WORK INSTRUCTIONS — If a line in the records below contains the word "data", copy it.
== RECORD SET ==
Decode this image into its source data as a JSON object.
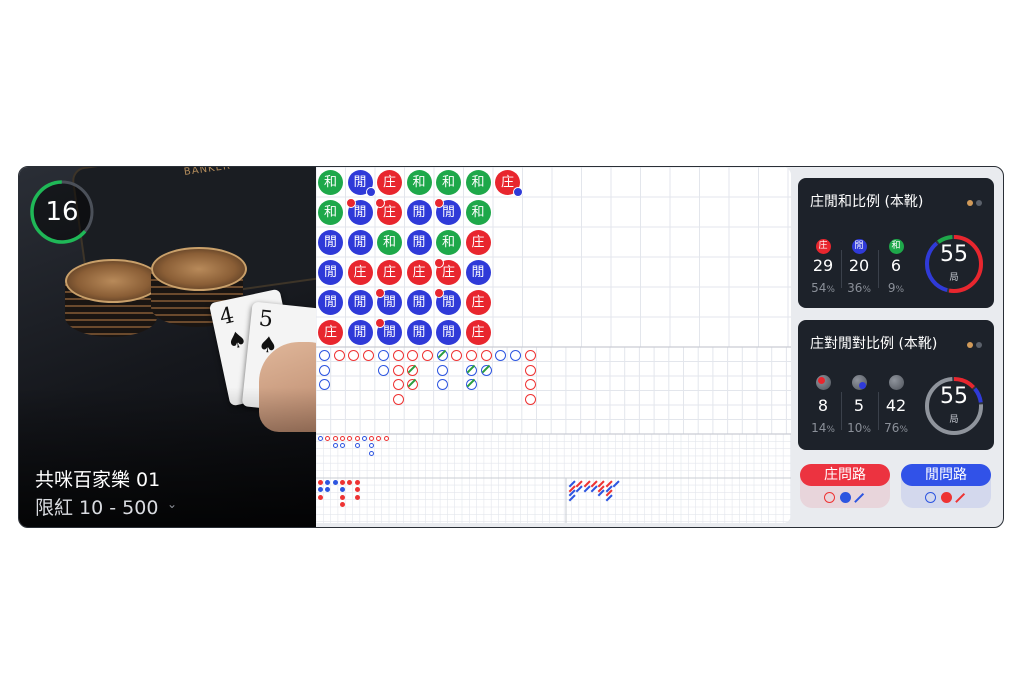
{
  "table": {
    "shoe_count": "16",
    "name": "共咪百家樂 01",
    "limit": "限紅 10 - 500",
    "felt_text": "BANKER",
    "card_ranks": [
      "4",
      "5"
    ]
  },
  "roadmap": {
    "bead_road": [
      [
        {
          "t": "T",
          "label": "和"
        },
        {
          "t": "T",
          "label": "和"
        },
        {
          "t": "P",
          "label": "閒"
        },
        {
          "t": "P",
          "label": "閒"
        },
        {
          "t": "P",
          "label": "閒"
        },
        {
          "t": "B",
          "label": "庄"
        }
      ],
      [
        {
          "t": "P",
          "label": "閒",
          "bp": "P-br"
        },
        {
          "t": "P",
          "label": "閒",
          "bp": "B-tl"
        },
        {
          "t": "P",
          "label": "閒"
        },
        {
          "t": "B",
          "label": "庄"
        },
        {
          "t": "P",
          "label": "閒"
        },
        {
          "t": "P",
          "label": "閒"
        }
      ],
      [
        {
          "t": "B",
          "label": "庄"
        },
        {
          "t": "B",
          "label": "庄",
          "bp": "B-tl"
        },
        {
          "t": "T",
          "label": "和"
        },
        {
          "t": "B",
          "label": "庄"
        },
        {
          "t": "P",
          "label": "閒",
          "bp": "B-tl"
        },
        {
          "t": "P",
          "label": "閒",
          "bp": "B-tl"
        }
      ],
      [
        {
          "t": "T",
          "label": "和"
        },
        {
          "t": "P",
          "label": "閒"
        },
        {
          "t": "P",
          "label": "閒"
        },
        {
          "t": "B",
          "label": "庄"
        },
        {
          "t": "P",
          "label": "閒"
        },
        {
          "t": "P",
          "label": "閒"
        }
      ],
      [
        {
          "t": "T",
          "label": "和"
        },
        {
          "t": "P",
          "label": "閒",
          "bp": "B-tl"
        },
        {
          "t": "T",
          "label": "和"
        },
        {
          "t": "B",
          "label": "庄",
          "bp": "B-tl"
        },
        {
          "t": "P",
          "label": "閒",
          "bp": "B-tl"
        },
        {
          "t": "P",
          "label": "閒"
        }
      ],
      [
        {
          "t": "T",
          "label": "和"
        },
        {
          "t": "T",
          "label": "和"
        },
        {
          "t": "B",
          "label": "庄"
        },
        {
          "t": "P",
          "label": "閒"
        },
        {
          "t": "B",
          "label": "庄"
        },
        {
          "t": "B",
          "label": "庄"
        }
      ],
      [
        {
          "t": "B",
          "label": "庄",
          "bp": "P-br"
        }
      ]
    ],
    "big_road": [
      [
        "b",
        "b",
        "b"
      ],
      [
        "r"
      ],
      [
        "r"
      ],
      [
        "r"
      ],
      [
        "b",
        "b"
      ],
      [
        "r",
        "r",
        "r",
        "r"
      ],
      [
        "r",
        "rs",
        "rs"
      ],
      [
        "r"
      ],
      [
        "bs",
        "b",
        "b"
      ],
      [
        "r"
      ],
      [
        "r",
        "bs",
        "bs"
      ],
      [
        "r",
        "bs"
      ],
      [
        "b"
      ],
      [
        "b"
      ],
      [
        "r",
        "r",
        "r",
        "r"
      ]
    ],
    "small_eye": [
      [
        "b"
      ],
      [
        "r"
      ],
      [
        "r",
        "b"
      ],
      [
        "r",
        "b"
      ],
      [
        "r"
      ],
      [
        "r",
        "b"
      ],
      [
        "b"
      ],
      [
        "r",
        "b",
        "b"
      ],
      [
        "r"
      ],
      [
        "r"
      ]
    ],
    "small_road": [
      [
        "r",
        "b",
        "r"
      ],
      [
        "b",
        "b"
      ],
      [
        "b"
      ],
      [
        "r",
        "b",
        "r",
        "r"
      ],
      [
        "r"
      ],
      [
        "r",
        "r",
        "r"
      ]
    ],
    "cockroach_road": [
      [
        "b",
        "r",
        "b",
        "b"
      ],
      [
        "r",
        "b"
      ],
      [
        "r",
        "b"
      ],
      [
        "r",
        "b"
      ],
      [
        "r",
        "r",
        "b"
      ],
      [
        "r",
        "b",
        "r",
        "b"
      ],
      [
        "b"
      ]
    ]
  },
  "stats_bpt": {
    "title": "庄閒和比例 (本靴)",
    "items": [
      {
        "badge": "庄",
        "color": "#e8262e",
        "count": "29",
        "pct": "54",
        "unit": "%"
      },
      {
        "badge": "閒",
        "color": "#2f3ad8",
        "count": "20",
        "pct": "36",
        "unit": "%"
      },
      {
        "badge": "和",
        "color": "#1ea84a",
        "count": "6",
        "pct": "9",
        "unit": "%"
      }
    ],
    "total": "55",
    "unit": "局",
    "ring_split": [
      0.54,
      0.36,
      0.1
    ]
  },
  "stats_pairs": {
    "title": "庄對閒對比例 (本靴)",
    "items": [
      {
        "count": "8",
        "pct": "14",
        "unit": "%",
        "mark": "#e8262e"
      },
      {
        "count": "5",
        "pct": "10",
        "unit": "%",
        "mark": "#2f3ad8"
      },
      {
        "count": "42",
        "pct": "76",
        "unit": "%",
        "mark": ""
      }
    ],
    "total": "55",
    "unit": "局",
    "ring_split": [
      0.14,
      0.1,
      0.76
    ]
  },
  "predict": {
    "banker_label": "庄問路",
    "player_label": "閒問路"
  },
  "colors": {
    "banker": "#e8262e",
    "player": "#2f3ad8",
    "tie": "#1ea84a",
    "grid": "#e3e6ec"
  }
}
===
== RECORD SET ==
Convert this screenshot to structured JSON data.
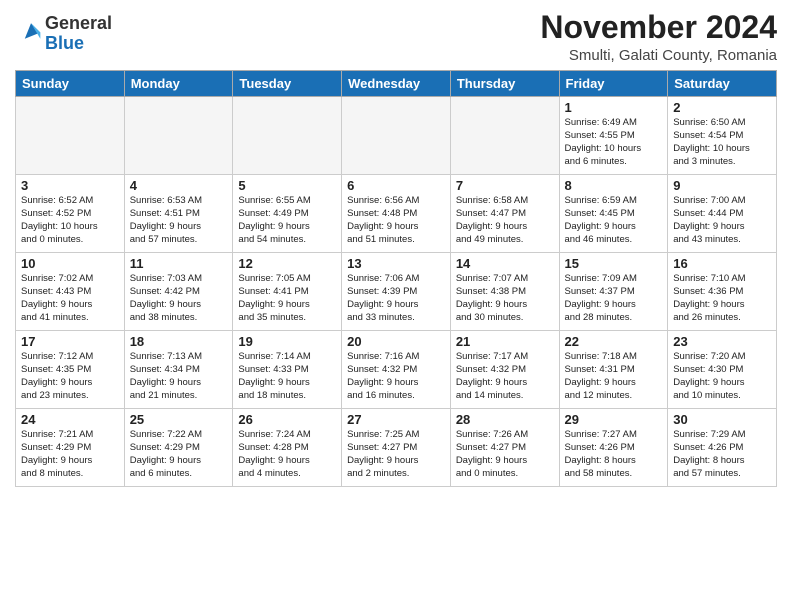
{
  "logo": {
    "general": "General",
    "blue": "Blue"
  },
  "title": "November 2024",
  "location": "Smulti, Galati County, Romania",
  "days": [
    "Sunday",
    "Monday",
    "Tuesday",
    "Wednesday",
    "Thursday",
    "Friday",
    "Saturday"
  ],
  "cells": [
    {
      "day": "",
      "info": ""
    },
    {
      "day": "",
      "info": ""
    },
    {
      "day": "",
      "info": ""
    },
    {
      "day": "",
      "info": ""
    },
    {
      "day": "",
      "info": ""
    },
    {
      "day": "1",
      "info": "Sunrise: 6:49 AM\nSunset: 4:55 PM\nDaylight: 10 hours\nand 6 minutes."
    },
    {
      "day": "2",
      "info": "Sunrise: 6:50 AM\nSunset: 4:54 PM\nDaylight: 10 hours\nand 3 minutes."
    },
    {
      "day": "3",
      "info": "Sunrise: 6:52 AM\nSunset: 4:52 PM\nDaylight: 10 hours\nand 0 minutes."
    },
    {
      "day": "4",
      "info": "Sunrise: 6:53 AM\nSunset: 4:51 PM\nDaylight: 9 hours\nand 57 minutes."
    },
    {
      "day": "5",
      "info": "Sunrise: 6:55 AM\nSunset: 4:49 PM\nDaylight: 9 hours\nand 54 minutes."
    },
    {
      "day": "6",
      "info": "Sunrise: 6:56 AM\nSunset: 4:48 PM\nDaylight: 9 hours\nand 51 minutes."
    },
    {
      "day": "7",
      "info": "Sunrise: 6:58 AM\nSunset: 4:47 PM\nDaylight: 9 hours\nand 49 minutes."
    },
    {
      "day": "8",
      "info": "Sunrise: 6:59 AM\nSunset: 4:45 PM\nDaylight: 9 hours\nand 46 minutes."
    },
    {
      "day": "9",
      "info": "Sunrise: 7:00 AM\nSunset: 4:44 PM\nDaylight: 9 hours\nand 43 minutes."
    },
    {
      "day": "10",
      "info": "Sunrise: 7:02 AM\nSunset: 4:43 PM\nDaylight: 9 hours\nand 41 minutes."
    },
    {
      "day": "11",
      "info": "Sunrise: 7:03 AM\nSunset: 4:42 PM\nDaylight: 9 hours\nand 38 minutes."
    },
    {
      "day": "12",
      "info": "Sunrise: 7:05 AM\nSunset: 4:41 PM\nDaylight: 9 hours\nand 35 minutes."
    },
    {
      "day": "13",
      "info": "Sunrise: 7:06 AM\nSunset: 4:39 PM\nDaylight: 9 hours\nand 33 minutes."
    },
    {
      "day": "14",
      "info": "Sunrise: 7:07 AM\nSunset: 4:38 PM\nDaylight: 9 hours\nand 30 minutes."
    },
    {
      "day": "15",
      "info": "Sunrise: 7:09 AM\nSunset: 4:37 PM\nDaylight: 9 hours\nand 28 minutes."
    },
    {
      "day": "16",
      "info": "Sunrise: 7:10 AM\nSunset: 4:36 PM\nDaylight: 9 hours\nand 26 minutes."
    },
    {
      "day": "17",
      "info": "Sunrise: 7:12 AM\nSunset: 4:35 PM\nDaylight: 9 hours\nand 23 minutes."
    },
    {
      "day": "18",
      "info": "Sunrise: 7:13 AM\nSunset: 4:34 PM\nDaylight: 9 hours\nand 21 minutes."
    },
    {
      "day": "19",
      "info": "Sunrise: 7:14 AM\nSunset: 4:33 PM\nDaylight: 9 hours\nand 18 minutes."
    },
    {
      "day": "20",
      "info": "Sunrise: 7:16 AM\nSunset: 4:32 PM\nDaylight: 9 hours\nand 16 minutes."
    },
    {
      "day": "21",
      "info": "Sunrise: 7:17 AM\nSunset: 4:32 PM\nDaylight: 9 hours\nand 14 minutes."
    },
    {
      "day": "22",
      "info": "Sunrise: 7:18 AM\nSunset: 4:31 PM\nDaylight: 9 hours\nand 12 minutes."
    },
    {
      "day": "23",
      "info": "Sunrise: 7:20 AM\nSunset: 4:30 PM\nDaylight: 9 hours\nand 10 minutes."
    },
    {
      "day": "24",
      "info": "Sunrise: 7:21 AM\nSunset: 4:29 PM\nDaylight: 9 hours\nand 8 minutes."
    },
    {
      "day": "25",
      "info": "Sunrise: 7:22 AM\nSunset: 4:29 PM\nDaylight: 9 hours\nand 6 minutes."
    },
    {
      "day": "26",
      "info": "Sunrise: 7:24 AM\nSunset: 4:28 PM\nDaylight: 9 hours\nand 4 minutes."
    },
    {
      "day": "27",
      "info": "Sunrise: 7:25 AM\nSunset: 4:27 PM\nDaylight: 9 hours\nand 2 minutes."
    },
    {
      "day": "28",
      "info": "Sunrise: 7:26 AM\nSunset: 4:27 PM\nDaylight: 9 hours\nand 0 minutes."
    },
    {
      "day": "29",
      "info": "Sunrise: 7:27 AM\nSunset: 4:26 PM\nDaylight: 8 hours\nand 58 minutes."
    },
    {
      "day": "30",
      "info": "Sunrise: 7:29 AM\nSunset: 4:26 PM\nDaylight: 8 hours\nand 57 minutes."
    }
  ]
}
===
ANSWER SPACE —
Decode this image into its source data as a JSON object.
Convert this screenshot to structured JSON data.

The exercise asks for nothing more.